The chest muscles are made up of 3 muscle groups, Pectoralis Major, Pectoralis Minor and Serratus Anterior. Each group of muscles have their own function from helping to pull the shoulder forward and down to moving the scapula.
The pectoralis major is a large, substantial, fan-shaped muscle. And as you might guess from the word “major,” it makes up the majority of the chest muscle mass. It originates at your clavicle, ribs, and sternum, and inserts into the upper portion of your humerus (upper arm bone from elbow to shoulder.)
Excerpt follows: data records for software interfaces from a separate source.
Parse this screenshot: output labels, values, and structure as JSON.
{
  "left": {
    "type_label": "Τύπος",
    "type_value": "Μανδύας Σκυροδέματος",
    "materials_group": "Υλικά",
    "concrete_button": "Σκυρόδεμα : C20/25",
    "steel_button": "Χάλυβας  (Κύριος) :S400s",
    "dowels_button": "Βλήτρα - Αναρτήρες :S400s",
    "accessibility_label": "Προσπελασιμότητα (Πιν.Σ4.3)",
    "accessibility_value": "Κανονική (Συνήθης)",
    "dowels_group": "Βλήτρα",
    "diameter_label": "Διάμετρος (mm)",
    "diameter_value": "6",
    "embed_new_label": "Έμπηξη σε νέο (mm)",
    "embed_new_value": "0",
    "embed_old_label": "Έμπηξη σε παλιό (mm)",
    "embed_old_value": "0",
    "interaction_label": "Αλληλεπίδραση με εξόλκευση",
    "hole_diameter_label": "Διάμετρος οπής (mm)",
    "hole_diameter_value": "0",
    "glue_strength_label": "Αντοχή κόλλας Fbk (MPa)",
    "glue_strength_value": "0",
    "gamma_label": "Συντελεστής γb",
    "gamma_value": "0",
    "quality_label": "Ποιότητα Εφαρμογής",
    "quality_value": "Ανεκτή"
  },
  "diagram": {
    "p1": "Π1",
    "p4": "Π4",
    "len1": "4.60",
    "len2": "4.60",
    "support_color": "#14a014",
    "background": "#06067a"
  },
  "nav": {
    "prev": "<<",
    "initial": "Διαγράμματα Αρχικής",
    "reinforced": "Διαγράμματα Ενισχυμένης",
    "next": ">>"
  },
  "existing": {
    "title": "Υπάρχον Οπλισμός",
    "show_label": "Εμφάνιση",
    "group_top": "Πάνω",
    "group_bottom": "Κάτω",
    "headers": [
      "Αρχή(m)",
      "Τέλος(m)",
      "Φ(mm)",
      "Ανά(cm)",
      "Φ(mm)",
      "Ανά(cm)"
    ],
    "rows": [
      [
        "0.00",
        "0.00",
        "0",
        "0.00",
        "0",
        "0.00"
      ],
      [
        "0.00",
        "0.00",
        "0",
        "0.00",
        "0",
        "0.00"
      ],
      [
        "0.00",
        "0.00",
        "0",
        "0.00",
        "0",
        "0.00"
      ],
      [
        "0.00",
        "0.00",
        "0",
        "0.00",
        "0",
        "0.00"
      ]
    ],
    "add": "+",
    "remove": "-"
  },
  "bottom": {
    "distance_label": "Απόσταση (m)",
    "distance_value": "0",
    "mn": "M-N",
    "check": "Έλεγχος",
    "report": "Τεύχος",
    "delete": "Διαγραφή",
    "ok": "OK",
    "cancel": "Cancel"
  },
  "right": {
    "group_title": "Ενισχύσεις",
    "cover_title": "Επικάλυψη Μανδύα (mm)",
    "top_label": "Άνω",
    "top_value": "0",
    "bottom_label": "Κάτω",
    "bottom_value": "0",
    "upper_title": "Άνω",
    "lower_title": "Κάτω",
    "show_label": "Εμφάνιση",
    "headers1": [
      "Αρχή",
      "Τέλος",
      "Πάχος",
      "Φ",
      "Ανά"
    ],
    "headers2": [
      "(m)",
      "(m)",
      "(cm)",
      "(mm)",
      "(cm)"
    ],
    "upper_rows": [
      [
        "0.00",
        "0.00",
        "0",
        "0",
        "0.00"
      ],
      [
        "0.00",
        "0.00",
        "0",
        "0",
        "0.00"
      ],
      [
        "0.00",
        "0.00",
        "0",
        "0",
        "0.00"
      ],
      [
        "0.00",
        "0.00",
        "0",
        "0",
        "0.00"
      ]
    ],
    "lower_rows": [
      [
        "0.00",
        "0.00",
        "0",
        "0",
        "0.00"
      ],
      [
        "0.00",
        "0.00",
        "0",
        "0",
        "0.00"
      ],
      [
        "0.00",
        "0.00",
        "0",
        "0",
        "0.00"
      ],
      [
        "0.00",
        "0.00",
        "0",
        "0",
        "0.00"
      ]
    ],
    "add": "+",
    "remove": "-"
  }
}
The pectoralis minor is a thin, triangular muscle that is found underneath the pectoralis major. It attaches at the 3rd, 4th and 5th rib, and it reaches to the scapula (shoulder blade.) Think of it as the little (yet very powerful) brother of the pectoralis major. Its job is to help pull the shoulder forward and down.
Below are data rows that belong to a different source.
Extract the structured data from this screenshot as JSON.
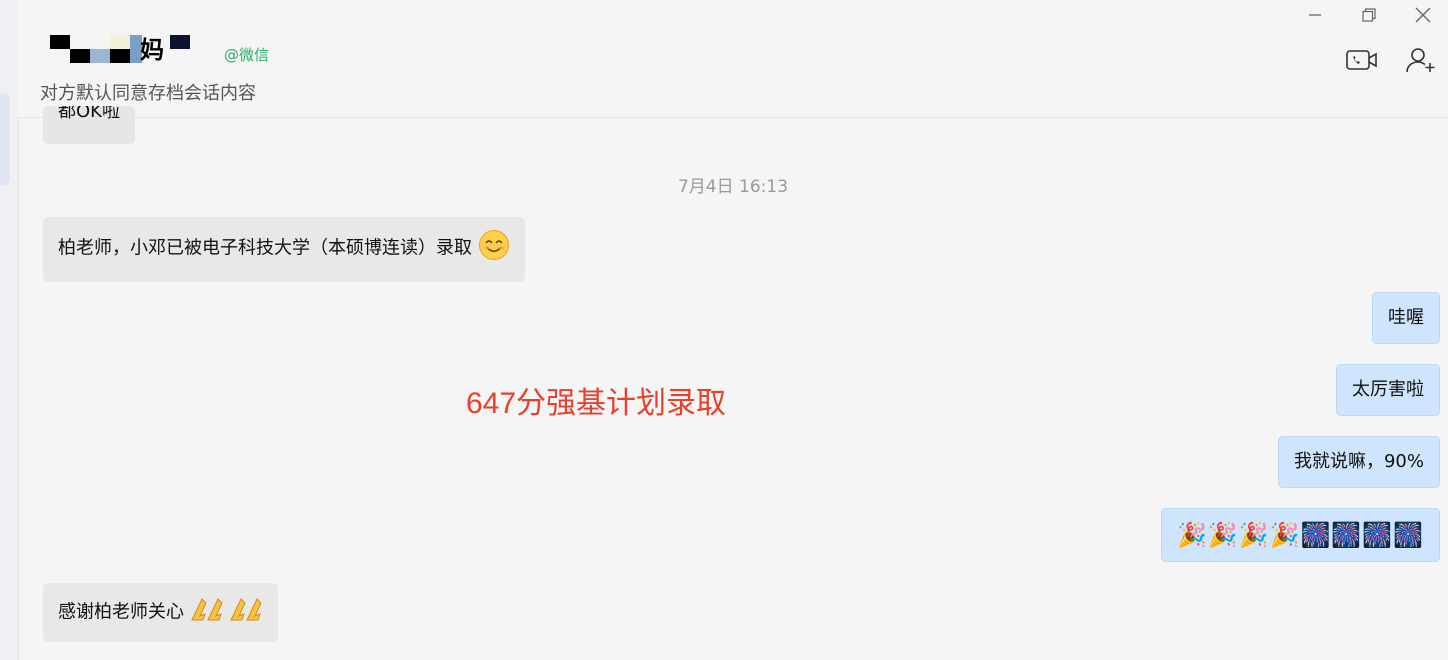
{
  "header": {
    "contact_name": "妈",
    "wechat_tag": "@微信",
    "subtitle": "对方默认同意存档会话内容",
    "icons": [
      "minimize-icon",
      "restore-icon",
      "close-icon",
      "video-call-icon",
      "add-contact-icon"
    ]
  },
  "messages": {
    "partial_top": "都OK啦",
    "timestamp": "7月4日 16:13",
    "m1": "柏老师，小邓已被电子科技大学（本硕博连读）录取",
    "m2": "哇喔",
    "m3": "太厉害啦",
    "m4": "我就说嘛，90%",
    "m5": "🎉🎉🎉🎉🎆🎆🎆🎆",
    "m6": "感谢柏老师关心"
  },
  "overlay": {
    "caption": "647分强基计划录取"
  },
  "colors": {
    "incoming_bubble": "#e8e8e8",
    "outgoing_bubble": "#cfe4fd",
    "wechat_green": "#2aae67",
    "caption_red": "#e8402a"
  }
}
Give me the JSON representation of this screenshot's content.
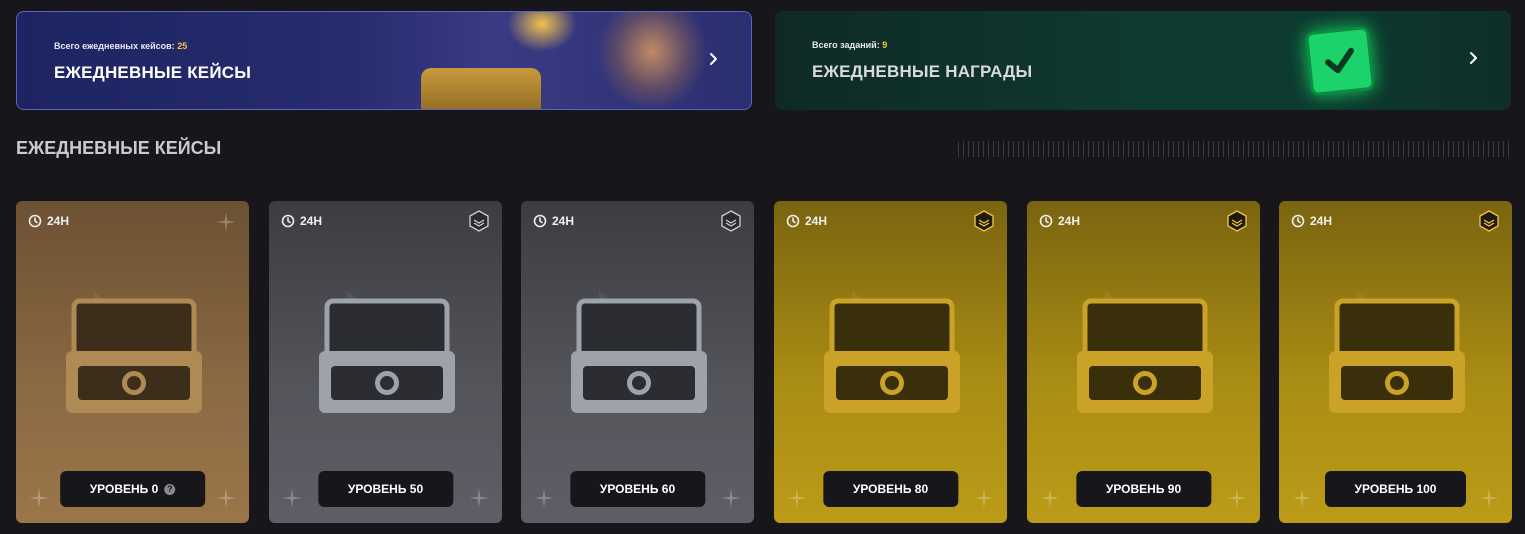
{
  "banners": {
    "cases": {
      "subtitle_prefix": "Всего ежедневных кейсов:",
      "subtitle_count": "25",
      "title": "ЕЖЕДНЕВНЫЕ КЕЙСЫ"
    },
    "rewards": {
      "subtitle_prefix": "Всего заданий:",
      "subtitle_count": "9",
      "title": "ЕЖЕДНЕВНЫЕ НАГРАДЫ"
    }
  },
  "section": {
    "title": "ЕЖЕДНЕВНЫЕ КЕЙСЫ"
  },
  "cards": [
    {
      "timer": "24H",
      "level": "УРОВЕНЬ 0",
      "tier": "bronze",
      "item": "sniper-rifle-icon",
      "has_help": true
    },
    {
      "timer": "24H",
      "level": "УРОВЕНЬ 50",
      "tier": "silver",
      "item": "push-daggers-icon",
      "has_help": false
    },
    {
      "timer": "24H",
      "level": "УРОВЕНЬ 60",
      "tier": "silver",
      "item": "bowie-knife-icon",
      "has_help": false
    },
    {
      "timer": "24H",
      "level": "УРОВЕНЬ 80",
      "tier": "gold",
      "item": "bowie-knife-icon",
      "has_help": false
    },
    {
      "timer": "24H",
      "level": "УРОВЕНЬ 90",
      "tier": "gold",
      "item": "karambit-icon",
      "has_help": false
    },
    {
      "timer": "24H",
      "level": "УРОВЕНЬ 100",
      "tier": "gold",
      "item": "sniper-rifle-icon",
      "has_help": false
    }
  ],
  "colors": {
    "accent": "#f6c744",
    "bronze": "#8c6a43",
    "silver": "#55555c",
    "gold": "#a98c14"
  }
}
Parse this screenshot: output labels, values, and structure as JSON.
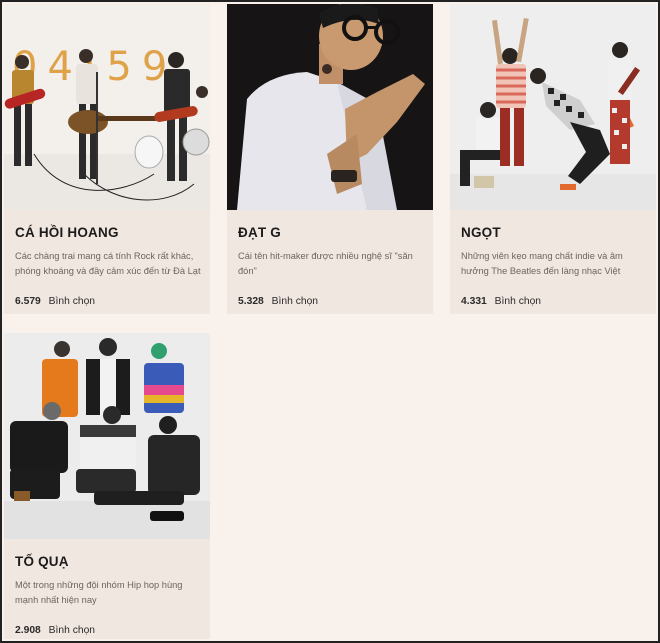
{
  "cards": [
    {
      "name": "CÁ HỒI HOANG",
      "description": "Các chàng trai mang cá tính Rock rất khác, phóng khoáng và đầy cảm xúc đến từ Đà Lạt",
      "votes": "6.579",
      "votes_label": "Bình chọn",
      "photo_text": "04:59"
    },
    {
      "name": "ĐẠT G",
      "description": "Cái tên hit-maker được nhiều nghệ sĩ \"săn đón\"",
      "votes": "5.328",
      "votes_label": "Bình chọn"
    },
    {
      "name": "NGỌT",
      "description": "Những viên kẹo mang chất indie và âm hưởng The Beatles đến làng nhạc Việt",
      "votes": "4.331",
      "votes_label": "Bình chọn"
    },
    {
      "name": "TỐ QUẠ",
      "description": "Một trong những đội nhóm Hip hop hùng mạnh nhất hiện nay",
      "votes": "2.908",
      "votes_label": "Bình chọn"
    }
  ]
}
The serratus anterior, although not truly part of the chest anatomy, is commonly grouped as part of the chest muscle group because it attaches near the pectorals on the ribs. Its functions are to move the scapula forward and upward.
To fully develop your chest, you need to hit it with heavy weight using a couple smartly chosen exercises, such as….
For more information or help with exercises talk to a member of the gym team.